The Fukushima brothers are virtual cycling legends in Asia. Steve Thomas catches up with them as they prepare for the Tour de Langkawi.
It really is a small world; I was in the far north of Thailand, visiting an old friend and heard that there was a race taking place that weekend, the first of the King's Cup National Series. Naturally enough I decided to check it out; and low and behold guess who were on the start sheet? The infamous Fukushima brothers, Shinichi and Koji – virtual gods of Japanese and Asian cycling.
I'd come across the duo many times in the past, mainly at the Tour de Langkawi – one of their favourite races – and an event they were in the midst of preparing for. It's also a race in which Koji scored a fantastic solo stage win in a couple of years back, one of the most popular victories ever in the race. However, things are not looking quite so healthy for him so far this season...
"I came here four years ago ... I bought Koji over, and then it just grew from there. We've been coming for training ever since." - Shinichi on Malaysian racing and training.
"Well, I've done about 30 percent less training than normal at this time of the year, and I know my form is not good. I seem to need more training than the other riders, so it's unlikely that I will perform well – but I will of course try! My plan is to be on top form for the second half of the season in Europe," Koji explained.
Trying is something in Koji's nature, he has always been known for his constant attacking; "Maybe I could get more results playing it differently, but this is my style, and I want to keep it that way." And indeed it's a style that wins much admiration and the hearts of many, almost as much as his natural warmth and eccentricity – which has a charm all of its own.
The pair was in Chiang Rai with its entire Meitan Hompo team for a pre-season training camp, largely under the impetus of Shinichi, a part-time resident of the region.
"I came here four years ago; my old coach and manager bought a small resort and said it was good for training. I bought Koji over, and then it just grew from there. We've been coming for training ever since. There are 20 of us in all at the moment," noted Shinichi.
However, his love affair with this part of Thailand runs far deeper than simply training. "It's great here; I got married to a local girl in January, and spend a lot of my time here. I hope we can stay here when I finish racing."
Although retirement is a way off yet, and his involvement with Thai cycling and its development grow by the day. "I'm going to be 37 this year, but I still really want to race at the top level – so I will not be stopping yet, I think as long as your head is still good you can do it. I also really want to help develop Thai and Asian cycling in general. There are some great riders here. However, the system is as it is with many federations – not great; so I am trying to help Thai riders to develop and get them to Europe – they are very tough and strong.

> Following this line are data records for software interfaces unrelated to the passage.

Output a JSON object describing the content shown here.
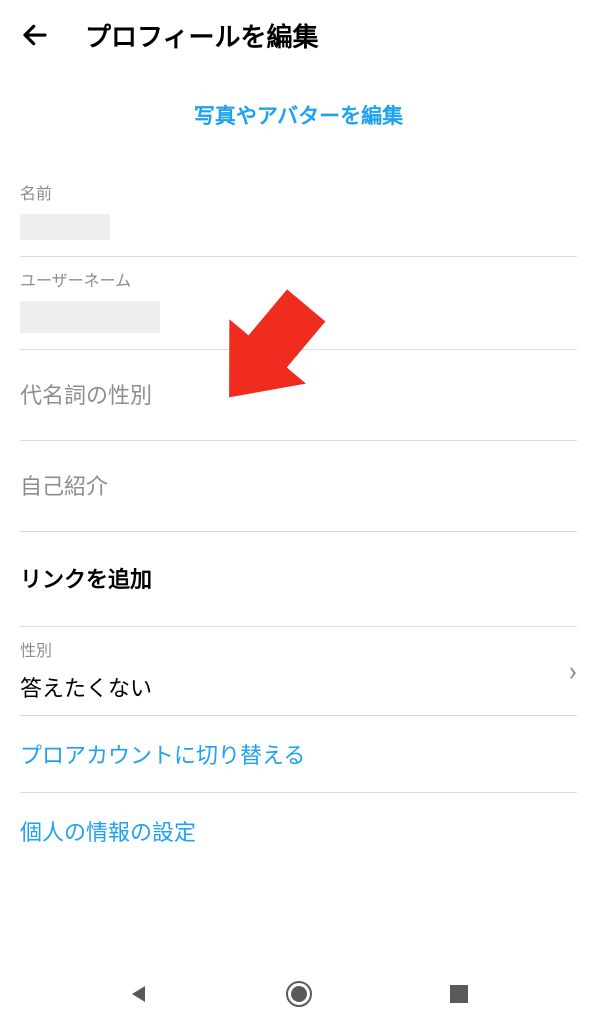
{
  "header": {
    "title": "プロフィールを編集"
  },
  "avatar_link": "写真やアバターを編集",
  "fields": {
    "name_label": "名前",
    "username_label": "ユーザーネーム",
    "pronoun_placeholder": "代名詞の性別",
    "bio_placeholder": "自己紹介",
    "add_link": "リンクを追加",
    "gender_label": "性別",
    "gender_value": "答えたくない"
  },
  "actions": {
    "switch_pro": "プロアカウントに切り替える",
    "personal_settings": "個人の情報の設定"
  },
  "colors": {
    "accent": "#1fa1f1",
    "arrow": "#f02c1f"
  }
}
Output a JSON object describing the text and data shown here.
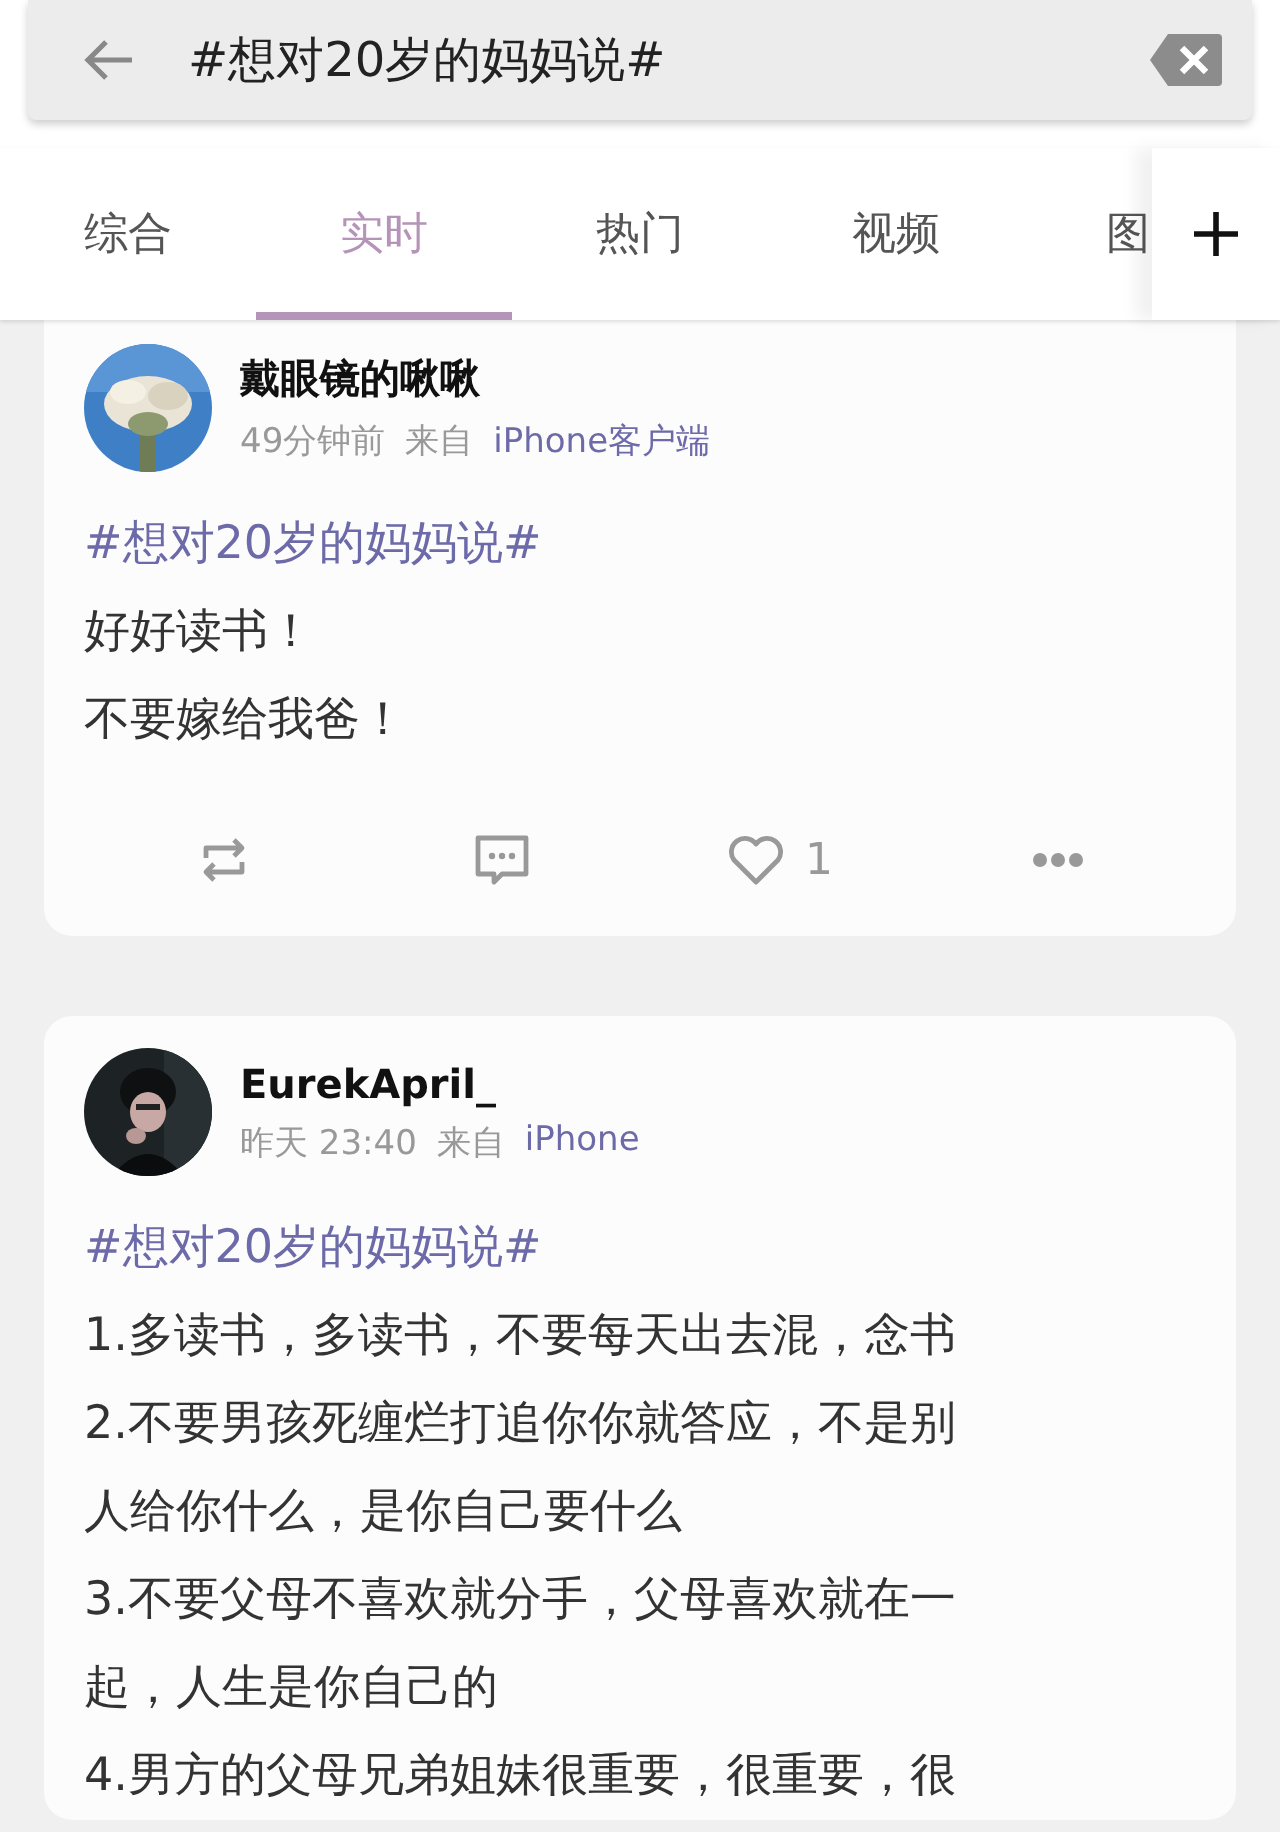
{
  "search": {
    "value": "#想对20岁的妈妈说#"
  },
  "tabs": [
    {
      "label": "综合",
      "selected": false
    },
    {
      "label": "实时",
      "selected": true
    },
    {
      "label": "热门",
      "selected": false
    },
    {
      "label": "视频",
      "selected": false
    },
    {
      "label": "图",
      "selected": false
    }
  ],
  "posts": [
    {
      "name": "戴眼镜的啾啾",
      "time": "49分钟前",
      "from": "来自",
      "source": "iPhone客户端",
      "lines": [
        {
          "kind": "topic",
          "text": "#想对20岁的妈妈说#"
        },
        {
          "kind": "text",
          "text": "好好读书！"
        },
        {
          "kind": "text",
          "text": "不要嫁给我爸！"
        }
      ],
      "actions": [
        {
          "kind": "repost"
        },
        {
          "kind": "comment"
        },
        {
          "kind": "like",
          "count": "1"
        },
        {
          "kind": "more"
        }
      ]
    },
    {
      "name": "EurekApril_",
      "time": "昨天 23:40",
      "from": "来自",
      "source": "iPhone",
      "lines": [
        {
          "kind": "topic",
          "text": "#想对20岁的妈妈说#"
        },
        {
          "kind": "text",
          "text": "1.多读书，多读书，不要每天出去混，念书"
        },
        {
          "kind": "text",
          "text": "2.不要男孩死缠烂打追你你就答应，不是别"
        },
        {
          "kind": "text",
          "text": "人给你什么，是你自己要什么"
        },
        {
          "kind": "text",
          "text": "3.不要父母不喜欢就分手，父母喜欢就在一"
        },
        {
          "kind": "text",
          "text": "起，人生是你自己的"
        },
        {
          "kind": "text",
          "text": "4.男方的父母兄弟姐妹很重要，很重要，很"
        }
      ]
    }
  ]
}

"If I can get one, then two, then fifty Asian riders to Europe it will really boost Asian cycling. But all they know about Europe is a two-hour video of the Tour de France. With the current growth rate I think there is no reason that we cannot build an entire Asian team to compete in the Tour within a few years that would really set the sport alight here – this is my goal."
The brothers hail from Osaka, in southern Japan, a nation with a growing number of road riders, and noted for its kierin traditions.

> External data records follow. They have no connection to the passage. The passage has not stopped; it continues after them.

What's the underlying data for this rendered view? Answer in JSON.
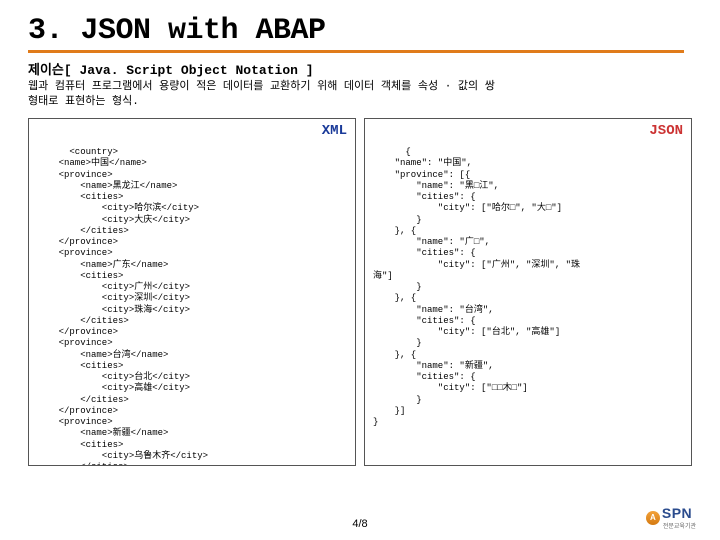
{
  "title": "3. JSON with ABAP",
  "subtitle": "제이슨[ Java. Script Object Notation ]",
  "description": "웹과 컴퓨터 프로그램에서 용량이 적은 데이터를 교환하기 위해 데이터 객체를 속성 · 값의 쌍\n형태로 표현하는 형식.",
  "labels": {
    "xml": "XML",
    "json": "JSON"
  },
  "xml_code": "<country>\n    <name>中国</name>\n    <province>\n        <name>黑龙江</name>\n        <cities>\n            <city>哈尔滨</city>\n            <city>大庆</city>\n        </cities>\n    </province>\n    <province>\n        <name>广东</name>\n        <cities>\n            <city>广州</city>\n            <city>深圳</city>\n            <city>珠海</city>\n        </cities>\n    </province>\n    <province>\n        <name>台湾</name>\n        <cities>\n            <city>台北</city>\n            <city>高雄</city>\n        </cities>\n    </province>\n    <province>\n        <name>新疆</name>\n        <cities>\n            <city>乌鲁木齐</city>\n        </cities>\n    </province>\n</country>",
  "json_code": "{\n    \"name\": \"中国\",\n    \"province\": [{\n        \"name\": \"黑□江\",\n        \"cities\": {\n            \"city\": [\"哈尔□\", \"大□\"]\n        }\n    }, {\n        \"name\": \"广□\",\n        \"cities\": {\n            \"city\": [\"广州\", \"深圳\", \"珠\n海\"]\n        }\n    }, {\n        \"name\": \"台湾\",\n        \"cities\": {\n            \"city\": [\"台北\", \"高雄\"]\n        }\n    }, {\n        \"name\": \"新疆\",\n        \"cities\": {\n            \"city\": [\"□□木□\"]\n        }\n    }]\n}",
  "pager": "4/8",
  "logo": {
    "letter": "A",
    "name": "SPN",
    "tagline": "전문교육기관"
  }
}
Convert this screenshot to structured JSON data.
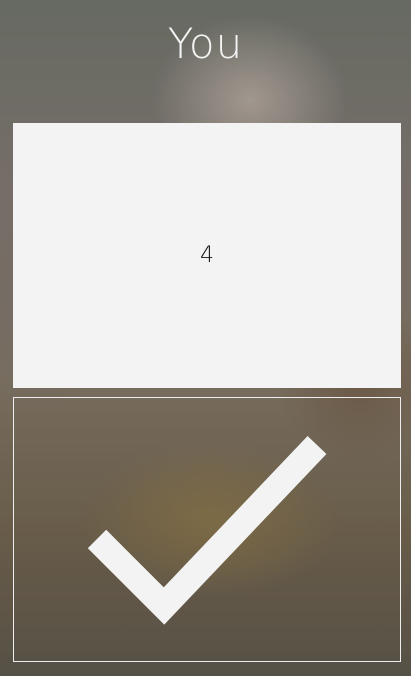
{
  "header": {
    "title": "You"
  },
  "card": {
    "value": "4"
  },
  "confirm": {
    "icon": "check-icon",
    "icon_color": "#f3f3f3"
  },
  "colors": {
    "card_background": "#f3f3f3",
    "title_text": "#f4f4f4",
    "border": "#eeeeee"
  }
}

"The Japanese Federation is not so interested in road racing and developing it. It's all about keirin racing, the officials mainly have ties with the keirin federation, and that's where the money is, so it's a struggle to develop road racing."

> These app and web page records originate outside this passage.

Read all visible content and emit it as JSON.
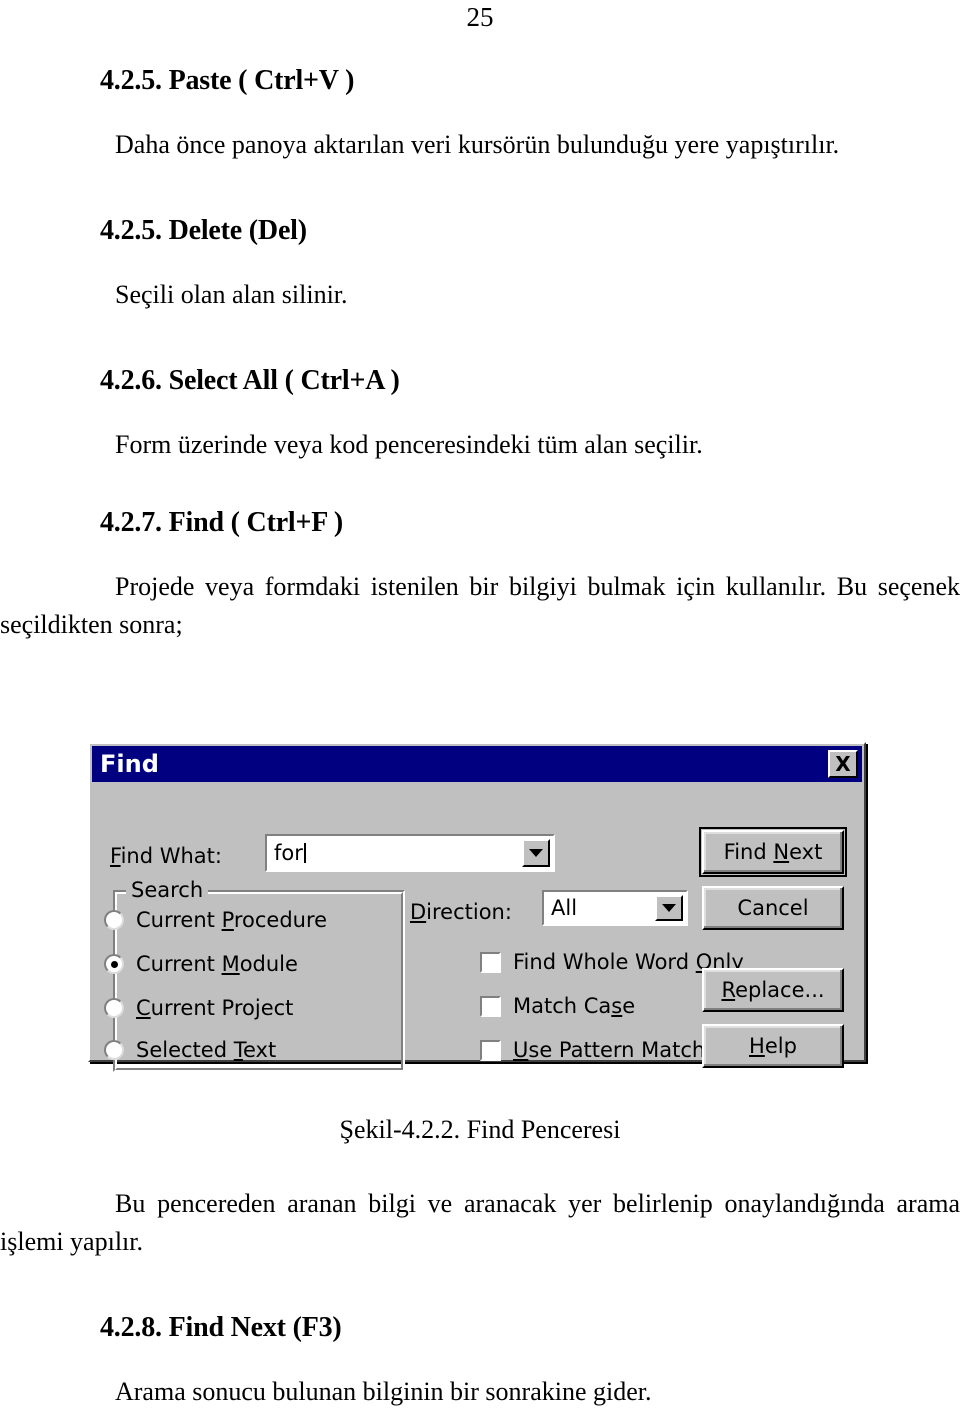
{
  "page": {
    "number": "25"
  },
  "sections": [
    {
      "heading": "4.2.5. Paste ( Ctrl+V )",
      "paragraph": "Daha önce panoya aktarılan veri kursörün bulunduğu yere yapıştırılır."
    },
    {
      "heading": "4.2.5. Delete (Del)",
      "paragraph": "Seçili olan alan silinir."
    },
    {
      "heading": "4.2.6. Select All ( Ctrl+A )",
      "paragraph": "Form üzerinde veya kod penceresindeki tüm alan seçilir."
    },
    {
      "heading": "4.2.7. Find ( Ctrl+F )",
      "paragraph": "Projede veya formdaki istenilen bir bilgiyi bulmak için kullanılır. Bu seçenek seçildikten sonra;"
    }
  ],
  "figure": {
    "caption": "Şekil-4.2.2. Find Penceresi",
    "dialog": {
      "title": "Find",
      "close_label": "X",
      "title_bar_color": "#000080",
      "face_color": "#c0c0c0",
      "find_what_label": "Find What:",
      "find_what_label_accel": "F",
      "find_what_value": "for",
      "search_group_label": "Search",
      "radios": [
        {
          "label_pre": "Current ",
          "accel": "P",
          "label_post": "rocedure",
          "selected": false
        },
        {
          "label_pre": "Current ",
          "accel": "M",
          "label_post": "odule",
          "selected": true
        },
        {
          "label_pre": "",
          "accel": "C",
          "label_post": "urrent Project",
          "selected": false
        },
        {
          "label_pre": "Selected ",
          "accel": "T",
          "label_post": "ext",
          "selected": false
        }
      ],
      "direction_label": "Direction:",
      "direction_label_accel": "D",
      "direction_value": "All",
      "checkboxes": [
        {
          "label_pre": "Find Whole Word ",
          "accel": "O",
          "label_post": "nly",
          "checked": false
        },
        {
          "label_pre": "Match Ca",
          "accel": "s",
          "label_post": "e",
          "checked": false
        },
        {
          "label_pre": "",
          "accel": "U",
          "label_post": "se Pattern Matching",
          "checked": false
        }
      ],
      "buttons": [
        {
          "label_pre": "Find ",
          "accel": "N",
          "label_post": "ext",
          "default": true
        },
        {
          "label_pre": "Cancel",
          "accel": "",
          "label_post": "",
          "default": false
        },
        {
          "label_pre": "",
          "accel": "R",
          "label_post": "eplace...",
          "default": false
        },
        {
          "label_pre": "",
          "accel": "H",
          "label_post": "elp",
          "default": false
        }
      ]
    }
  },
  "tail_sections": [
    {
      "paragraph": "Bu pencereden aranan bilgi ve aranacak yer belirlenip onaylandığında arama işlemi yapılır."
    },
    {
      "heading": "4.2.8. Find Next (F3)",
      "paragraph": "Arama sonucu bulunan bilginin bir sonrakine gider."
    }
  ]
}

There were always a few odd Japanese riders making their way on the road, but thanks largely to the efforts of teams such as Skil-Shimano and the Fukushima's there are now a steady core of Japanese riders making waves in Europe. "When I first went to France it was unusual; then Koji came and we started to improve and get results. Slowly, we brought other riders across and the team formed. Originally, it was just me and Koji getting results, but now we have a lot of good riders who have followed through."
The entire Fukushima family have become heavily involved with cycling over the years, and particularly in the development of Japanese riders, as Shinichi explained, "My father works for Daihatsu and helped get them involved in a development team, they put a lot of work into that and out ream."
But cycling didn't run in the family, until now that is. It was Shinichi who started the ball rolling, as Koji tells us. "We had muscular problems with our feet in the family, so had to go to hospital for regular check ups. One day a doctor said to my father that I had legs like a keirin rider, Shinichi heard and got a bike and started training. It was a while later when I started. I'd finished university, and lost direction, my parents asked Shinichi to look after me [he's 2 years older - ed.], so he sent me a bike. I started riding, then training, and then racing; and it just went from there."
Well, as they head into the new season, which will see them moving to their French base after the Tour de Langkawi, the Fukushima brothers are certainly showing no lingering signs of muscular problems, and two of cycling's most likeable characters look set once more to move Japan, and indeed Asian cycling up yet another rung on the worldwide cycling ladder.